Downward volatility (or selling pressure) is measured in the markets by the volatility index called the VIX. Post-2008. Volatility (measured by the VIX) has been extremely low1. The last three weeks has had the lowest volatility since the late 1960s, and so we would expect the market to find a bad reason to make a quick sell off. There is a lot of data that shows that when we are near all-time highs and the market has a dip of more than 1.8%, the next 6 months become very bullish (average up 6% and all data points ended 6 month period positive). We also know that in 2013 when the S&P 500 ended above 30% return for the year, in June we had a day that the S&P 500 dropped 2.5%2. So, drops are consistently present inside of upward moving markets.
We are not scared of this drop, even if it turns into a small correction. Even in 2013, the market had an intra-year decline top-to-bottom of 6%. Besides 1995, since 1980 the market has always had an intra-year decline top-to-bottom of at least 5%. In fact, in 1998 there was a top-to-bottom decline of 19% and the S&P 500 still ended up positive for the year +27%3.

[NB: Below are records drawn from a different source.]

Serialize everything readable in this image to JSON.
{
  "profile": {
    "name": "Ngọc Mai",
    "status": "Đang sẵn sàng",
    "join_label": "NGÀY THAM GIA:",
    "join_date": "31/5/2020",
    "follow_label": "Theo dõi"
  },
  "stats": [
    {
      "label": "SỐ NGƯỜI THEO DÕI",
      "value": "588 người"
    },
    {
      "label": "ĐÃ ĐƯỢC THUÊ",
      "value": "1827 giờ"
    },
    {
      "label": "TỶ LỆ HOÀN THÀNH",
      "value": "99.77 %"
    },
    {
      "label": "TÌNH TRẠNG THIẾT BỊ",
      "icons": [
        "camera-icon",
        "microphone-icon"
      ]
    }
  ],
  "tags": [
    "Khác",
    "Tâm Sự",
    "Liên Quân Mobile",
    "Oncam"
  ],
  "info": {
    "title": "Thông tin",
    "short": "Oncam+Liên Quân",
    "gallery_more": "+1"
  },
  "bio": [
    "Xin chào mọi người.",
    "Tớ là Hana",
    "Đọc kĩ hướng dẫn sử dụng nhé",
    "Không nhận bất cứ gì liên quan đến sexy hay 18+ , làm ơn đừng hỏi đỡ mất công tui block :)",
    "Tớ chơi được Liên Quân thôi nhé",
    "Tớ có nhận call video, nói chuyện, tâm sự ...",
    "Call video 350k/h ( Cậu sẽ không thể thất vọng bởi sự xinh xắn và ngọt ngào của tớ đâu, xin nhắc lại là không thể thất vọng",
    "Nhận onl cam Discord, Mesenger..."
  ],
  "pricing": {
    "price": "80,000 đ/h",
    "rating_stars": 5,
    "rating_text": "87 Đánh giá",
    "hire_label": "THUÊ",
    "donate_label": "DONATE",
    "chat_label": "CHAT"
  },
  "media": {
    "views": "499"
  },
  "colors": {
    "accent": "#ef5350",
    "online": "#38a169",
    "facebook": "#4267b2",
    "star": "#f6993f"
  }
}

Also, while the political news may have caused the “reason” for the dip in the markets, we still maintain our positive outlook of the markets this year based on earning and valuations alone. We wouldn’t expect policy change to really become effective in the markets until next year, so whatever changes in D.C. would minimally if at all affect our outlook for the rest of this year.
So hang on tight. Volatility is common, and even a positive thing to experience in the markets. Think of it as pinching yourself to make sure you’re not dreaming. You pinch yourself to see if you can still feel pain, which affirms that you are in fact awake and alive. When we see markets going straight up, it’s good to pinch ourselves with down days like May 17th to be sure the market’s still know what it means to be volatile.
If you have any questions, please do not hesitate to contact us.
1Morningstar Office™ Data
2LPL Research Morning Call, March 18th, 2017
3JPMorgan Guide to the Markets, 2Q 2017, page 13.
All performance referenced is historical and is no guarantee of future results. All indices are unmanaged and may not be invested into directly.